= Beginning of Section =

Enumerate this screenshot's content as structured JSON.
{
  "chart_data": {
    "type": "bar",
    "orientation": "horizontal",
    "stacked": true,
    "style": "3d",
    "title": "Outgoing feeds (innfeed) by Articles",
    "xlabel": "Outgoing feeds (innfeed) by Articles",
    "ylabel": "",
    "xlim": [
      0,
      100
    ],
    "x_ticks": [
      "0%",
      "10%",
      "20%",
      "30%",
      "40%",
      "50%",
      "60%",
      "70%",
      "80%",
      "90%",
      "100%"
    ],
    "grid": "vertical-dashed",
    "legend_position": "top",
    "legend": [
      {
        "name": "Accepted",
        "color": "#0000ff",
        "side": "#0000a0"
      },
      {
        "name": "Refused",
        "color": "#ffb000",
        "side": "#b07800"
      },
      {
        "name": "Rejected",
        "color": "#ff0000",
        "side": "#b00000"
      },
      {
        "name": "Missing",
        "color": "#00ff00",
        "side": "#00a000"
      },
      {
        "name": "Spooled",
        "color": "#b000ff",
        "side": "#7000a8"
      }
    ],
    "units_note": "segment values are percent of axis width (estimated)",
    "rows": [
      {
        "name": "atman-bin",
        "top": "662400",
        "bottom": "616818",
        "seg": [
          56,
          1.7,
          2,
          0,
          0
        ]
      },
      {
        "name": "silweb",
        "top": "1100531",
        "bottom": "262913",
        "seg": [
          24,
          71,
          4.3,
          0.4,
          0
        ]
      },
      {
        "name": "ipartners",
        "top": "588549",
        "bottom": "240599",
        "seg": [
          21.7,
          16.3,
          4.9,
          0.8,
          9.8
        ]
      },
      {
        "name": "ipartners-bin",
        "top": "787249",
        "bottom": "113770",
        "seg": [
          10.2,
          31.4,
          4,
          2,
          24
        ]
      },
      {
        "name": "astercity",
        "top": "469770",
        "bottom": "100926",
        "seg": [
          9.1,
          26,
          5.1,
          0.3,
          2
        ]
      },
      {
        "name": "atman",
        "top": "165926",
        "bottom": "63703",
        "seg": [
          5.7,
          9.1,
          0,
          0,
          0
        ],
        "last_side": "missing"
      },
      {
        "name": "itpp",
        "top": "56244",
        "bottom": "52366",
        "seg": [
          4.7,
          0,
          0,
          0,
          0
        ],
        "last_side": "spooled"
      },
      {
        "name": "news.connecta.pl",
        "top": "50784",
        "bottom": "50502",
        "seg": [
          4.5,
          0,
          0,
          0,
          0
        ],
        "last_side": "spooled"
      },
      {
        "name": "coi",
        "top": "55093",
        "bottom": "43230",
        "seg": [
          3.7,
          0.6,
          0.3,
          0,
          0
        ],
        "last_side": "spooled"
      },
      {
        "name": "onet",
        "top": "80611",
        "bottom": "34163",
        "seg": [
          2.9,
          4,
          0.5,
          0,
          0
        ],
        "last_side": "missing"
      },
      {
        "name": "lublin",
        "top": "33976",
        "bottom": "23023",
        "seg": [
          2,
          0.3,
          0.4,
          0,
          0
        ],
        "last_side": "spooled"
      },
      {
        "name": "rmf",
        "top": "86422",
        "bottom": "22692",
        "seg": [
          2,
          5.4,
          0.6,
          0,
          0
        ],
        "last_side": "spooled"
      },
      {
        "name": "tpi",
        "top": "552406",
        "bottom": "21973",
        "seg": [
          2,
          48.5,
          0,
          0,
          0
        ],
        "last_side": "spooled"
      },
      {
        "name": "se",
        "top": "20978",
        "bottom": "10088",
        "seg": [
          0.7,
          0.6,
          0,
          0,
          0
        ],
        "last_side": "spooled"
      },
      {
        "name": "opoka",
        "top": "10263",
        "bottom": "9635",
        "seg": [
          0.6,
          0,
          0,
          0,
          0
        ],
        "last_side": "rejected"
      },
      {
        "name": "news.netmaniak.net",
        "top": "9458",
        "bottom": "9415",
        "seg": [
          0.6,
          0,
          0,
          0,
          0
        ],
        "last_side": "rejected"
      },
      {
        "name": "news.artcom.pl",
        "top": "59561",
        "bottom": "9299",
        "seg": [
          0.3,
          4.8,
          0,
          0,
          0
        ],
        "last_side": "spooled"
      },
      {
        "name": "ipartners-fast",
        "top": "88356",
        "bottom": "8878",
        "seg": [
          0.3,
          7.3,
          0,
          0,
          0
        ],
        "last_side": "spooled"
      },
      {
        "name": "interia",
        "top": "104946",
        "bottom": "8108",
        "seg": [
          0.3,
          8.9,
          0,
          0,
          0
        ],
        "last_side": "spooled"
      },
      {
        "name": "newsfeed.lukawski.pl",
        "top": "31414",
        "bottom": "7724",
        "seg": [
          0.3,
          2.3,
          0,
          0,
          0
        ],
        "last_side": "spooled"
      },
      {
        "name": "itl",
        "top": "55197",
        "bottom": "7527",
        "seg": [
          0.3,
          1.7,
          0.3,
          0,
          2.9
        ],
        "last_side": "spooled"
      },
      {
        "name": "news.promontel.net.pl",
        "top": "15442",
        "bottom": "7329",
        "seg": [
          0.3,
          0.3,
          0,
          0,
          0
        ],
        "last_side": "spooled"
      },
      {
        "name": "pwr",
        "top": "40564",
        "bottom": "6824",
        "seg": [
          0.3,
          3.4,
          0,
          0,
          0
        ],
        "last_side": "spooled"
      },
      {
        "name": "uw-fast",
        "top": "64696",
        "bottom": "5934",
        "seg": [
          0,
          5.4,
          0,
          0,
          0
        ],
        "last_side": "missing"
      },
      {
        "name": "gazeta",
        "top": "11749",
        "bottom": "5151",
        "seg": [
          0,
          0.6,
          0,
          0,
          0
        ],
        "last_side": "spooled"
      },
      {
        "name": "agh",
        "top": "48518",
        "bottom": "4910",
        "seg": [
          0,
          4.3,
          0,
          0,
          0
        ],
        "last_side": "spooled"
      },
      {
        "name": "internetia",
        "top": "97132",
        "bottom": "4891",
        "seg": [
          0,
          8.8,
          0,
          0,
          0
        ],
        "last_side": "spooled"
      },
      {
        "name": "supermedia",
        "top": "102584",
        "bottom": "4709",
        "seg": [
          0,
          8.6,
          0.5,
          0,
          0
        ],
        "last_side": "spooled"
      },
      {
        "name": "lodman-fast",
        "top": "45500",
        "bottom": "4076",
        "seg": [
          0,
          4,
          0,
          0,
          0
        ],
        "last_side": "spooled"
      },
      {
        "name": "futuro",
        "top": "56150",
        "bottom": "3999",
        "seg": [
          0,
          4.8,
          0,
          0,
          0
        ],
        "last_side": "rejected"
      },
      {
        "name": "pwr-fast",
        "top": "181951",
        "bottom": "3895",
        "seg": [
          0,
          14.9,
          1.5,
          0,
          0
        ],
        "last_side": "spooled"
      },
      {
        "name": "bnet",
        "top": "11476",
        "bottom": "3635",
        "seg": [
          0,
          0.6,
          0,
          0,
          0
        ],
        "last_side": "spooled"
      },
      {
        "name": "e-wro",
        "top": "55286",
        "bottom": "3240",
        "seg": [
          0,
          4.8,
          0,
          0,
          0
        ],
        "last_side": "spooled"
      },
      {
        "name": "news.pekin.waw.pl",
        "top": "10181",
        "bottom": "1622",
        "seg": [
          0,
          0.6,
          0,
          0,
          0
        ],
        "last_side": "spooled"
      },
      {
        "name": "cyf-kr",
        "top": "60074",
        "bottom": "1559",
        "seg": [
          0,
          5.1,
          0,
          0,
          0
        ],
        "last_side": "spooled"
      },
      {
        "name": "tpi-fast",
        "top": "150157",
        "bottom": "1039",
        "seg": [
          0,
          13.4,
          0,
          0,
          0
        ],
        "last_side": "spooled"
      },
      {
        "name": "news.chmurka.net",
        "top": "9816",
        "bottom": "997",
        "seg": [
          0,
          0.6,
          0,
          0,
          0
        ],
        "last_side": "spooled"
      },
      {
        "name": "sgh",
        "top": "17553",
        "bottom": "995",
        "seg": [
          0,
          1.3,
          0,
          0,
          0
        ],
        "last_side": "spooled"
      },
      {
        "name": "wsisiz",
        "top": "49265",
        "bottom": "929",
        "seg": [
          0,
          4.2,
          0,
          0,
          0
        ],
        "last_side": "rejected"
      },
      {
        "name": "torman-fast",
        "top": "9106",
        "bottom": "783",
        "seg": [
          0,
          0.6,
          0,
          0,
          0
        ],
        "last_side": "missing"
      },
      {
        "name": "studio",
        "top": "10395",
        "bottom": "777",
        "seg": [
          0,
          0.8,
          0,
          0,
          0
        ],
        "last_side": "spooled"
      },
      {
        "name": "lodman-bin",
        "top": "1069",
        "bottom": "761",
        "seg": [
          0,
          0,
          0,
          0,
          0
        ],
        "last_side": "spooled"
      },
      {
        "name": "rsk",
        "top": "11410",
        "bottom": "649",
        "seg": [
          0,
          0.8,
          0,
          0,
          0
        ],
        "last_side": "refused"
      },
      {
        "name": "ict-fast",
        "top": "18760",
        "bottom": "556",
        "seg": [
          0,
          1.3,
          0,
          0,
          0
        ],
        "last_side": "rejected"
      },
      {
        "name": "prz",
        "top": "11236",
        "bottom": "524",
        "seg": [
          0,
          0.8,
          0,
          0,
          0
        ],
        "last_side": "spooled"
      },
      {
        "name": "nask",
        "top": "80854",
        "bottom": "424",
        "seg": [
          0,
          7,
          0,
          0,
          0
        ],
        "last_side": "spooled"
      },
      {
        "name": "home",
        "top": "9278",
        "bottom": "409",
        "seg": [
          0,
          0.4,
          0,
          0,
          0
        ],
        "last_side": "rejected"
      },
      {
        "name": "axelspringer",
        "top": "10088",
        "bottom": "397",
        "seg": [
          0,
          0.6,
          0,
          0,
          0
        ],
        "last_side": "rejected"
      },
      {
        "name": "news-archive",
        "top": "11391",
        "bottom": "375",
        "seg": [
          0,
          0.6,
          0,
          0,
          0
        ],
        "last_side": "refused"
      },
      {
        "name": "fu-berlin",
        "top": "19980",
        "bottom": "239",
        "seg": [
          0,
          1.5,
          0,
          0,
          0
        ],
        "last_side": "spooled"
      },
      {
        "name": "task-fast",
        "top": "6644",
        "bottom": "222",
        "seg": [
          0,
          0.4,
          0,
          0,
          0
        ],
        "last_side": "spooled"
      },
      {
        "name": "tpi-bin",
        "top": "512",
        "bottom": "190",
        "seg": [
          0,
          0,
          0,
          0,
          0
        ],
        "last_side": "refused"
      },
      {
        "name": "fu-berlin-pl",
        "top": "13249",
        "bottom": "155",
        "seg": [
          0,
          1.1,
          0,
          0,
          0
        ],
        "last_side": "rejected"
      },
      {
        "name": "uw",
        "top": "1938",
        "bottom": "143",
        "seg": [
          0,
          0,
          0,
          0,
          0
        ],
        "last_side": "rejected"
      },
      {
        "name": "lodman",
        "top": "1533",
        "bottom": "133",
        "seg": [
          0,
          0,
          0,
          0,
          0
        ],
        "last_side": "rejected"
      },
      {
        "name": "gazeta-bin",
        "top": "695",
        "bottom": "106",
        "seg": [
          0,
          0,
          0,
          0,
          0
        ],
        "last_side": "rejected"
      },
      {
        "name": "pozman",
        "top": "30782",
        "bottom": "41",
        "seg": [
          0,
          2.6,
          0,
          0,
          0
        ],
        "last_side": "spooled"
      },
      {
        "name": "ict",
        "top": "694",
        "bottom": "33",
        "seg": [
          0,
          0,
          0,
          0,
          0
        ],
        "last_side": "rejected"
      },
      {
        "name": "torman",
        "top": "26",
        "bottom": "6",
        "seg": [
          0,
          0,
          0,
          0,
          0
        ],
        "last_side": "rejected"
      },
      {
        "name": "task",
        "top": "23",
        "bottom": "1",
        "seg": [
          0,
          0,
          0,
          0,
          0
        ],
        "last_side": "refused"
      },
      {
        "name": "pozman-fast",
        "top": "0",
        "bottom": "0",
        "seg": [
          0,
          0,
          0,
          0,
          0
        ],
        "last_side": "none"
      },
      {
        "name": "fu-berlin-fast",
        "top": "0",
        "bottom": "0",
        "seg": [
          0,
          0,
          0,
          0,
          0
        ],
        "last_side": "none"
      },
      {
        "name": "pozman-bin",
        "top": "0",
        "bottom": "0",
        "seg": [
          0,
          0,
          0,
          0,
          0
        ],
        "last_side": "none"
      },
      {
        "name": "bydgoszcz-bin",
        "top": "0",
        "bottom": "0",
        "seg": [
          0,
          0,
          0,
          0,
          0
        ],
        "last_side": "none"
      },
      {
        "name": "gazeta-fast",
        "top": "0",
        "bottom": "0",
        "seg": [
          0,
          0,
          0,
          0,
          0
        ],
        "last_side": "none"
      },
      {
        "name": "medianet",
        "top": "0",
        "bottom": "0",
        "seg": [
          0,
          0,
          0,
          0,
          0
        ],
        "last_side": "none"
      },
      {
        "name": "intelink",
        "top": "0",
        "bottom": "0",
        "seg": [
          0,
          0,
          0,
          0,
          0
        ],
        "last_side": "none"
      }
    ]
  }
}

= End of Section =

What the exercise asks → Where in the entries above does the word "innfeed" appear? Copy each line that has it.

Response →
    "title": "Outgoing feeds (innfeed) by Articles",
    "xlabel": "Outgoing feeds (innfeed) by Articles",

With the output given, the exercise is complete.